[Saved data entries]
= = = =

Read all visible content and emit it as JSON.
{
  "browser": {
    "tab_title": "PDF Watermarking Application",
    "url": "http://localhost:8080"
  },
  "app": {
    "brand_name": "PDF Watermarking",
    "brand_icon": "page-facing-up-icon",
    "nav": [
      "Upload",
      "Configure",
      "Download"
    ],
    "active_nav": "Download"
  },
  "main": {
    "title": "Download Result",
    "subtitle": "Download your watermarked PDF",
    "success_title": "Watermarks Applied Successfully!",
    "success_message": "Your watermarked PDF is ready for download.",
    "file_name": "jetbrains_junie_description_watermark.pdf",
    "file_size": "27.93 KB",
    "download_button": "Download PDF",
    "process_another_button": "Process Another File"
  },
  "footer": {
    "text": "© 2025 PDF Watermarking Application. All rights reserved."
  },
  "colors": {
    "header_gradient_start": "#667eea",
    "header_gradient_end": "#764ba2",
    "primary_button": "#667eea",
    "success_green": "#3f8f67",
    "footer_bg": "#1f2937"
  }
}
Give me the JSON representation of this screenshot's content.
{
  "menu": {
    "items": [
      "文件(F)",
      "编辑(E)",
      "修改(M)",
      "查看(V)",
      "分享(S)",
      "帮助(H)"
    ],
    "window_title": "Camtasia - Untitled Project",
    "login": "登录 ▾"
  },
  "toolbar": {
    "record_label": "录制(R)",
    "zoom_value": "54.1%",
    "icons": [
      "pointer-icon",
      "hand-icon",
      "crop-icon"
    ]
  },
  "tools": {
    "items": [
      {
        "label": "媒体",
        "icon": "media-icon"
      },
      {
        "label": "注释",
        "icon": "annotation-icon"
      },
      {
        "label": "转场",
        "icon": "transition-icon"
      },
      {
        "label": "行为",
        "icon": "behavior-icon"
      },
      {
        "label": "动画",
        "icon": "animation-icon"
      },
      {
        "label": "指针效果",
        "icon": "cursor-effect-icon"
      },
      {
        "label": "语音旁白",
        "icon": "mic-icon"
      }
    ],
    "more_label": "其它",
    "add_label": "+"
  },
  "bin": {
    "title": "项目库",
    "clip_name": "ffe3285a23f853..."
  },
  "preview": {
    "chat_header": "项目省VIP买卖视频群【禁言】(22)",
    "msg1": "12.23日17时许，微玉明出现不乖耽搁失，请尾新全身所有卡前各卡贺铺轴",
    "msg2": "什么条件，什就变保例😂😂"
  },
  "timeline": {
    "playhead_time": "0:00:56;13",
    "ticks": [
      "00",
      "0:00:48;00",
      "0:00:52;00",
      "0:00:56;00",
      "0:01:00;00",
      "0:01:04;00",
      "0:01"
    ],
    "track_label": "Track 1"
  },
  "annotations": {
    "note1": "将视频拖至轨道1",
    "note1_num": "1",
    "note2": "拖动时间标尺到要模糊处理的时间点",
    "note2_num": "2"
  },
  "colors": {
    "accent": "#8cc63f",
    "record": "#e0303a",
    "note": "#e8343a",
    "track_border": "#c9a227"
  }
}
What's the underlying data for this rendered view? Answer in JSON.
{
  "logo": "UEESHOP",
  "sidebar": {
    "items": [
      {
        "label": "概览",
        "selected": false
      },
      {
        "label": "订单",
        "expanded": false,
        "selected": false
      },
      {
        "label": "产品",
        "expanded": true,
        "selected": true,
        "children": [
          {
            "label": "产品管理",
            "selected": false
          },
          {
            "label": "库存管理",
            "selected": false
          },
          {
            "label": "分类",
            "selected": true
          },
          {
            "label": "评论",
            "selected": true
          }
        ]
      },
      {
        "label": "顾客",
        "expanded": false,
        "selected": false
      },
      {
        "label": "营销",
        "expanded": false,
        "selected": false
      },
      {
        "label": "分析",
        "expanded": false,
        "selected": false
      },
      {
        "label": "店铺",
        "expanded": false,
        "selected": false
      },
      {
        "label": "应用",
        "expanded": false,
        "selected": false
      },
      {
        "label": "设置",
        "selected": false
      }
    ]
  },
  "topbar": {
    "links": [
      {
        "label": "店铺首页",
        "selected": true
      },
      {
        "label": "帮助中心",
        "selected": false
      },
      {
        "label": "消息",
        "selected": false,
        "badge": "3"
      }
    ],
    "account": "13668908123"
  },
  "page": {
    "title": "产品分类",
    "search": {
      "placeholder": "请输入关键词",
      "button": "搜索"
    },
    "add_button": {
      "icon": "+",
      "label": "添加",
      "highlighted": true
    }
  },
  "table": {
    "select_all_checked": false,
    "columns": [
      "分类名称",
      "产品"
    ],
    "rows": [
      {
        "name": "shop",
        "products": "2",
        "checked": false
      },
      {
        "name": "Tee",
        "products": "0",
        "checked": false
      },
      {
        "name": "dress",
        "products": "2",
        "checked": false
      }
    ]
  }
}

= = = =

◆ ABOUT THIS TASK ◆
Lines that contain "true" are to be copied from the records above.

◆ WRITTEN ANSWER ◆
        "expanded": true,
        "selected": true,
            "selected": true
            "selected": true
        "selected": true
      "highlighted": true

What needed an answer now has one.